For a while, Dodge keeps going into work at his insurance company, where his boss notes that the few remaining employees are allowed to dress like it's casual Friday every day, and wonders if anyone would like to take over as CFO. On the TV, there's news that air travel has ended and cell phones are no longer working. At a dinner party being thrown by Dodge's friends Warren (Rob Corddry) and Diane (Connie Britton), polite talk about what attendees plan to do with the rest of their time (one member suggests she's going to finally take that pottery class she's been meaning to) devolves into wild debauchery, getting the children drunk and someone arriving with hard drugs like you would a nice bottle of wine for the table.

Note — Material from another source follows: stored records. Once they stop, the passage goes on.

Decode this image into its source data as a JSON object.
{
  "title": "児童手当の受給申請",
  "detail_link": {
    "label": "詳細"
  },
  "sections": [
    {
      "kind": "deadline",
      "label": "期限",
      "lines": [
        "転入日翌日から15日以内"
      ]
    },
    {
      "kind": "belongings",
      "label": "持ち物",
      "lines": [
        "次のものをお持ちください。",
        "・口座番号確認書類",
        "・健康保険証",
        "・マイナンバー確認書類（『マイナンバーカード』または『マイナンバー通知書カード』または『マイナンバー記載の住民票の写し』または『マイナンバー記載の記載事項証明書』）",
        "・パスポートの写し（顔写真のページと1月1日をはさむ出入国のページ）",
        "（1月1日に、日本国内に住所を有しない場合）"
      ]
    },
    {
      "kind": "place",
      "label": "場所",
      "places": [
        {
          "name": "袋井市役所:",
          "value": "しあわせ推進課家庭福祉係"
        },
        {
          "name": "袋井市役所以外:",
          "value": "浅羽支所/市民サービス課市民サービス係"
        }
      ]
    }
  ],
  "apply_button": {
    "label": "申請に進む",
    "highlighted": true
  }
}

"I regret my entire life," Dodge says, and seems ready to let that be the sentiment with which he waits out Armageddon, until he has a chance encounter with his neighbor Penny (Keira Knightley), a flaky, teary Brit who has just broken up with her boyfriend Owen (Adam Brody) and now mourns the fact that she has no way to make it back to England to see her family one last time. She also has a pile of his letters that were accidentally put in her box — three years worth — including one from his high school girlfriend saying he's the love of her life. Penny has a car and Dodge knows someone who has a plane, and the two make a deal to help each other get where they need to go.
Seeking a Friend for the End of the World is primarily a meander through random encounters on the road toward Dodge's old sweetheart, most of them wild-eyed but sweet — aside from a riot that springs up in Los-Angeles-barely-pretending-to-be-New-York, where the pair live, the film's world is good-hearted even when faced with impending doom. Whether encountering survivalists or the dedicated, giddy employees of a chain restaurant, everyone quivers with a delirious what-the-hell vibe that's melancholy and amusing.
Our obsession with the apocalypse is stronger than ever — it practically merits its own movie subsection, if its too scattered to be a genre. There's no reason why the end of the world shouldn't get the romantic comedy treatment, but the connection that springs up between Dodge and Penny feels awkward and forced. It's not just that Carell is 22 years older than Knightley, or that the process in which he falls in love with her consists of him staring puppy-dog like while she weeps on the phone to her family — it's that the idea of two people finding an unexpected connection to one another and offering up kindness in desperate times is actually much more touching than the insistence that they're last-minute soulmates.
Carell and Knightley have no spark of romantic chemistry between them — in fact, they actually clash in more interesting ways, with Dodge being a morose wet blanket and Penny coming across as a disaster who tends to allow major mistake to happen and then cry about them. The things they stumble onto — dinner in an abandoned house, a line of people headed to the beach — have a warm, wistful tangibility to them, in the way that you'd think the conscious gathering of last experiences would. Seeking a Friend for the End of the World's effusive declarations of love just seem like the stagey stuff of movies — they've got nothing on the moment in which Dodge lies on the carpet and listens the Walker Brothers' "The Sun Ain't Gonna Shine (Anymore)" on vinyl while he waits for the earth to be destroyed.